**Exercise material**
------------------------------

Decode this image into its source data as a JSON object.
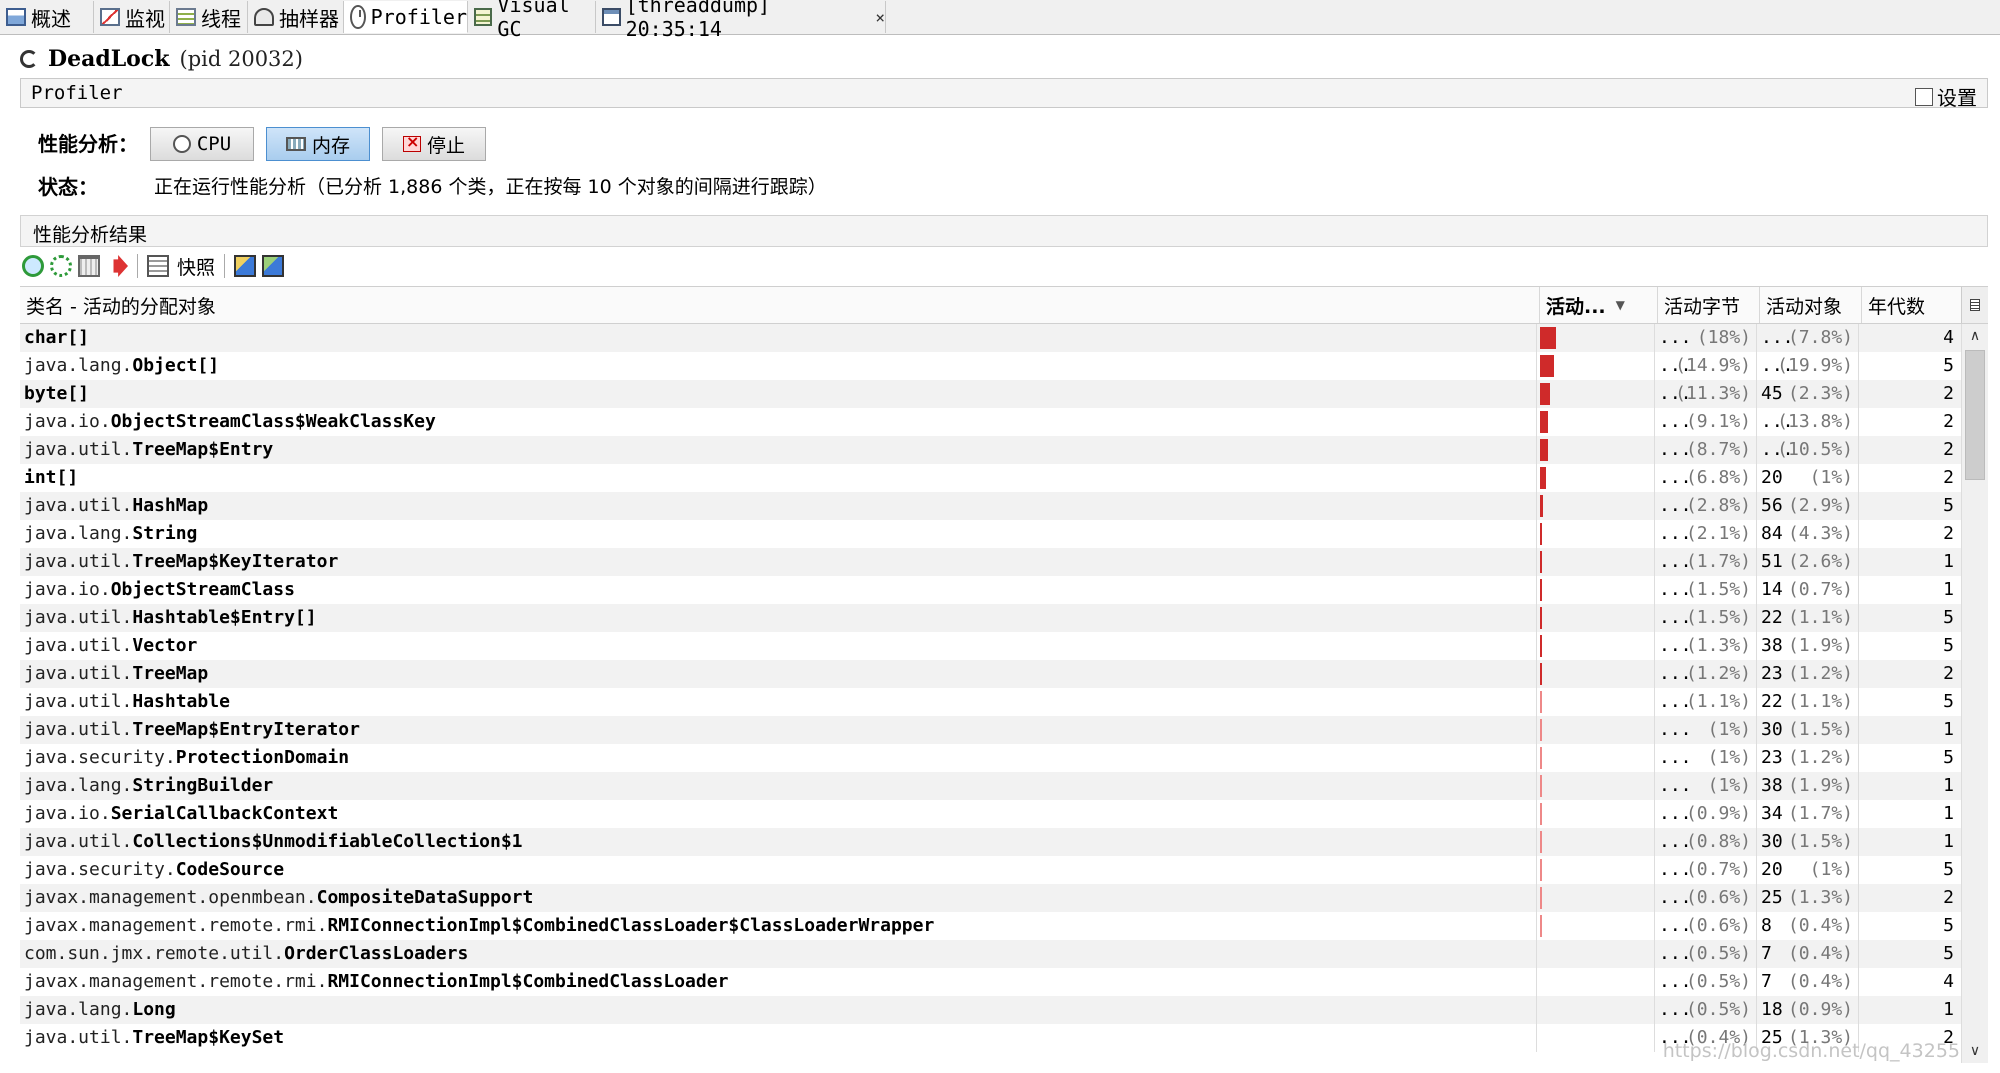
{
  "tabs": [
    {
      "label": "概述",
      "icon": "overview-icon"
    },
    {
      "label": "监视",
      "icon": "monitor-icon"
    },
    {
      "label": "线程",
      "icon": "threads-icon"
    },
    {
      "label": "抽样器",
      "icon": "sampler-icon"
    },
    {
      "label": "Profiler",
      "icon": "profiler-icon",
      "active": true
    },
    {
      "label": "Visual GC",
      "icon": "visual-gc-icon"
    },
    {
      "label": "[threaddump] 20:35:14",
      "icon": "threaddump-icon"
    }
  ],
  "tab_close": "×",
  "app": {
    "name": "DeadLock",
    "pid": "(pid 20032)"
  },
  "profiler_header": {
    "label": "Profiler",
    "settings_label": "设置"
  },
  "controls": {
    "perf_label": "性能分析：",
    "cpu_label": "CPU",
    "memory_label": "内存",
    "stop_label": "停止",
    "status_label": "状态：",
    "status_text": "正在运行性能分析（已分析 1,886 个类，正在按每 10 个对象的间隔进行跟踪）"
  },
  "results": {
    "label": "性能分析结果",
    "snapshot_label": "快照"
  },
  "table": {
    "headers": {
      "name": "类名 - 活动的分配对象",
      "live": "活动...",
      "live_bytes": "活动字节",
      "live_objects": "活动对象",
      "generations": "年代数"
    },
    "rows": [
      {
        "pkg": "",
        "cls": "char[]",
        "bar": 0.148,
        "bytes": "...",
        "bytes_pct": "(18%)",
        "objs": "...",
        "objs_pct": "(7.8%)",
        "gen": "4"
      },
      {
        "pkg": "java.lang.",
        "cls": "Object[]",
        "bar": 0.123,
        "bytes": "...",
        "bytes_pct": "(14.9%)",
        "objs": "...",
        "objs_pct": "(19.9%)",
        "gen": "5"
      },
      {
        "pkg": "",
        "cls": "byte[]",
        "bar": 0.093,
        "bytes": "...",
        "bytes_pct": "(11.3%)",
        "objs": "45",
        "objs_pct": "(2.3%)",
        "gen": "2"
      },
      {
        "pkg": "java.io.",
        "cls": "ObjectStreamClass$WeakClassKey",
        "bar": 0.075,
        "bytes": "...",
        "bytes_pct": "(9.1%)",
        "objs": "...",
        "objs_pct": "(13.8%)",
        "gen": "2"
      },
      {
        "pkg": "java.util.",
        "cls": "TreeMap$Entry",
        "bar": 0.072,
        "bytes": "...",
        "bytes_pct": "(8.7%)",
        "objs": "...",
        "objs_pct": "(10.5%)",
        "gen": "2"
      },
      {
        "pkg": "",
        "cls": "int[]",
        "bar": 0.056,
        "bytes": "...",
        "bytes_pct": "(6.8%)",
        "objs": "20",
        "objs_pct": "(1%)",
        "gen": "2"
      },
      {
        "pkg": "java.util.",
        "cls": "HashMap",
        "bar": 0.023,
        "bytes": "...",
        "bytes_pct": "(2.8%)",
        "objs": "56",
        "objs_pct": "(2.9%)",
        "gen": "5"
      },
      {
        "pkg": "java.lang.",
        "cls": "String",
        "bar": 0.017,
        "bytes": "...",
        "bytes_pct": "(2.1%)",
        "objs": "84",
        "objs_pct": "(4.3%)",
        "gen": "2"
      },
      {
        "pkg": "java.util.",
        "cls": "TreeMap$KeyIterator",
        "bar": 0.014,
        "bytes": "...",
        "bytes_pct": "(1.7%)",
        "objs": "51",
        "objs_pct": "(2.6%)",
        "gen": "1"
      },
      {
        "pkg": "java.io.",
        "cls": "ObjectStreamClass",
        "bar": 0.012,
        "bytes": "...",
        "bytes_pct": "(1.5%)",
        "objs": "14",
        "objs_pct": "(0.7%)",
        "gen": "1"
      },
      {
        "pkg": "java.util.",
        "cls": "Hashtable$Entry[]",
        "bar": 0.012,
        "bytes": "...",
        "bytes_pct": "(1.5%)",
        "objs": "22",
        "objs_pct": "(1.1%)",
        "gen": "5"
      },
      {
        "pkg": "java.util.",
        "cls": "Vector",
        "bar": 0.011,
        "bytes": "...",
        "bytes_pct": "(1.3%)",
        "objs": "38",
        "objs_pct": "(1.9%)",
        "gen": "5"
      },
      {
        "pkg": "java.util.",
        "cls": "TreeMap",
        "bar": 0.01,
        "bytes": "...",
        "bytes_pct": "(1.2%)",
        "objs": "23",
        "objs_pct": "(1.2%)",
        "gen": "2"
      },
      {
        "pkg": "java.util.",
        "cls": "Hashtable",
        "bar": 0.009,
        "bytes": "...",
        "bytes_pct": "(1.1%)",
        "objs": "22",
        "objs_pct": "(1.1%)",
        "gen": "5"
      },
      {
        "pkg": "java.util.",
        "cls": "TreeMap$EntryIterator",
        "bar": 0.008,
        "bytes": "...",
        "bytes_pct": "(1%)",
        "objs": "30",
        "objs_pct": "(1.5%)",
        "gen": "1"
      },
      {
        "pkg": "java.security.",
        "cls": "ProtectionDomain",
        "bar": 0.008,
        "bytes": "...",
        "bytes_pct": "(1%)",
        "objs": "23",
        "objs_pct": "(1.2%)",
        "gen": "5"
      },
      {
        "pkg": "java.lang.",
        "cls": "StringBuilder",
        "bar": 0.008,
        "bytes": "...",
        "bytes_pct": "(1%)",
        "objs": "38",
        "objs_pct": "(1.9%)",
        "gen": "1"
      },
      {
        "pkg": "java.io.",
        "cls": "SerialCallbackContext",
        "bar": 0.007,
        "bytes": "...",
        "bytes_pct": "(0.9%)",
        "objs": "34",
        "objs_pct": "(1.7%)",
        "gen": "1"
      },
      {
        "pkg": "java.util.",
        "cls": "Collections$UnmodifiableCollection$1",
        "bar": 0.007,
        "bytes": "...",
        "bytes_pct": "(0.8%)",
        "objs": "30",
        "objs_pct": "(1.5%)",
        "gen": "1"
      },
      {
        "pkg": "java.security.",
        "cls": "CodeSource",
        "bar": 0.006,
        "bytes": "...",
        "bytes_pct": "(0.7%)",
        "objs": "20",
        "objs_pct": "(1%)",
        "gen": "5"
      },
      {
        "pkg": "javax.management.openmbean.",
        "cls": "CompositeDataSupport",
        "bar": 0.005,
        "bytes": "...",
        "bytes_pct": "(0.6%)",
        "objs": "25",
        "objs_pct": "(1.3%)",
        "gen": "2"
      },
      {
        "pkg": "javax.management.remote.rmi.",
        "cls": "RMIConnectionImpl$CombinedClassLoader$ClassLoaderWrapper",
        "bar": 0.005,
        "bytes": "...",
        "bytes_pct": "(0.6%)",
        "objs": "8",
        "objs_pct": "(0.4%)",
        "gen": "5"
      },
      {
        "pkg": "com.sun.jmx.remote.util.",
        "cls": "OrderClassLoaders",
        "bar": 0.0,
        "bytes": "...",
        "bytes_pct": "(0.5%)",
        "objs": "7",
        "objs_pct": "(0.4%)",
        "gen": "5"
      },
      {
        "pkg": "javax.management.remote.rmi.",
        "cls": "RMIConnectionImpl$CombinedClassLoader",
        "bar": 0.0,
        "bytes": "...",
        "bytes_pct": "(0.5%)",
        "objs": "7",
        "objs_pct": "(0.4%)",
        "gen": "4"
      },
      {
        "pkg": "java.lang.",
        "cls": "Long",
        "bar": 0.0,
        "bytes": "...",
        "bytes_pct": "(0.5%)",
        "objs": "18",
        "objs_pct": "(0.9%)",
        "gen": "1"
      },
      {
        "pkg": "java.util.",
        "cls": "TreeMap$KeySet",
        "bar": 0.0,
        "bytes": "...",
        "bytes_pct": "(0.4%)",
        "objs": "25",
        "objs_pct": "(1.3%)",
        "gen": "2"
      }
    ]
  },
  "watermark": "https://blog.csdn.net/qq_43255"
}
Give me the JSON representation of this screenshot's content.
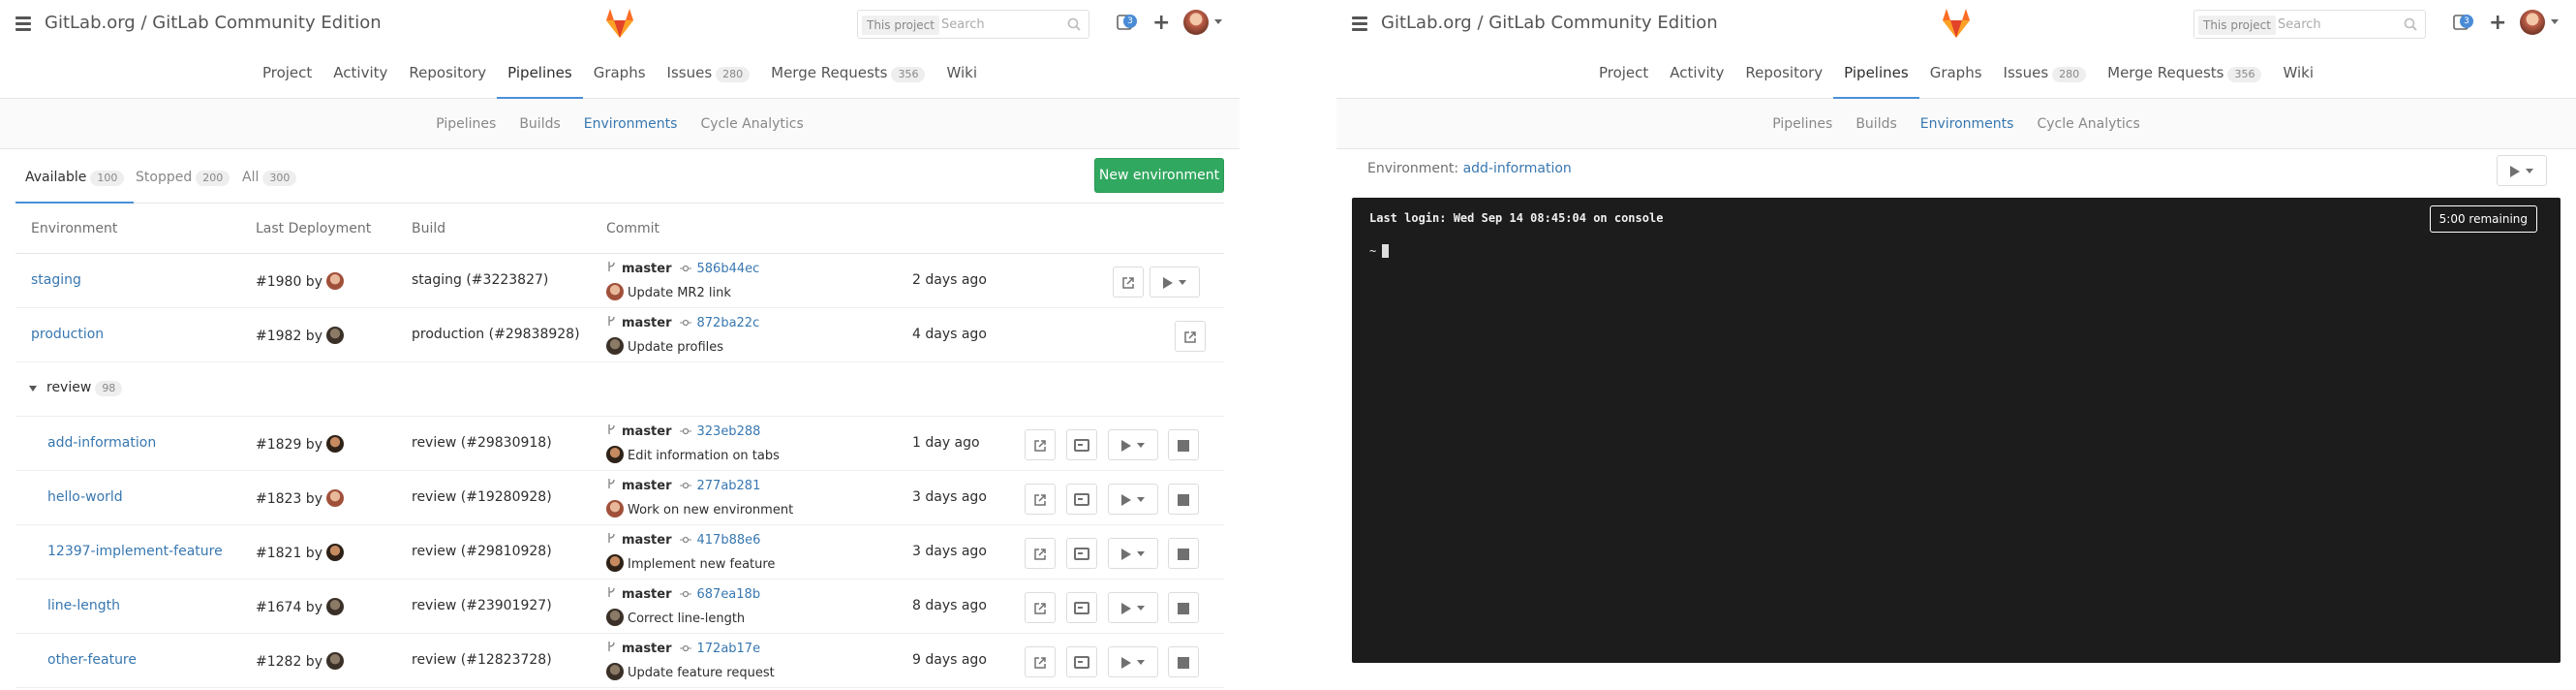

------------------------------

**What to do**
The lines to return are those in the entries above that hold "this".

**Finished exercise**
Decode this image into its source data as a JSON object.
Give me the JSON representation of this screenshot's content.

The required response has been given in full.